Your instructions
Pick out every line in the data below that holds "Dolls".

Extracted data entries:
*** Block opens ***

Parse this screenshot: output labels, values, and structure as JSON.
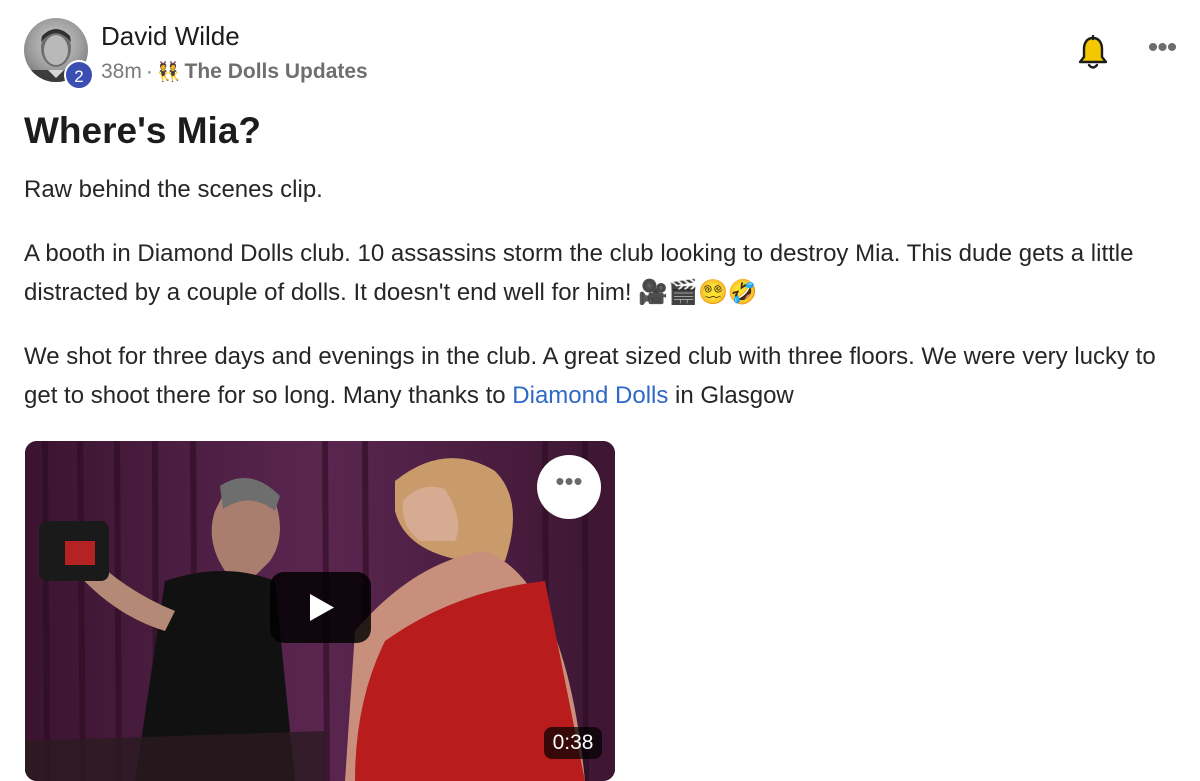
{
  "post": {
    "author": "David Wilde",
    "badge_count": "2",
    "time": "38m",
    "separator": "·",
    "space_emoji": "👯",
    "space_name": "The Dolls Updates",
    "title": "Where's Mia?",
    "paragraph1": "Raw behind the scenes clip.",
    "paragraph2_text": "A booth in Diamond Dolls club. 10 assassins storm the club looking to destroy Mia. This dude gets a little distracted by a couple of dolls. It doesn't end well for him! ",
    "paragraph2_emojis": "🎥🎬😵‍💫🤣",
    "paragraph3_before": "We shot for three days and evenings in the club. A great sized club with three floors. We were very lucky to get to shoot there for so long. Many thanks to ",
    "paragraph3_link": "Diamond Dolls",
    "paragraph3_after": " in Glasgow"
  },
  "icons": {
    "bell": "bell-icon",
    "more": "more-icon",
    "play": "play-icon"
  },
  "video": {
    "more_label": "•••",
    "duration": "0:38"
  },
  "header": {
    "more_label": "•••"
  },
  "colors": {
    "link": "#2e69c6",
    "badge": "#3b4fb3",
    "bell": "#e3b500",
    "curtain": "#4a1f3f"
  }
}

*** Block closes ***

Your response
    "space_name": "The Dolls Updates",
    "paragraph2_text": "A booth in Diamond Dolls club. 10 assassins storm the club looking to destroy Mia. This dude gets a little distracted by a couple of dolls. It doesn't end well for him! ",
    "paragraph3_link": "Diamond Dolls",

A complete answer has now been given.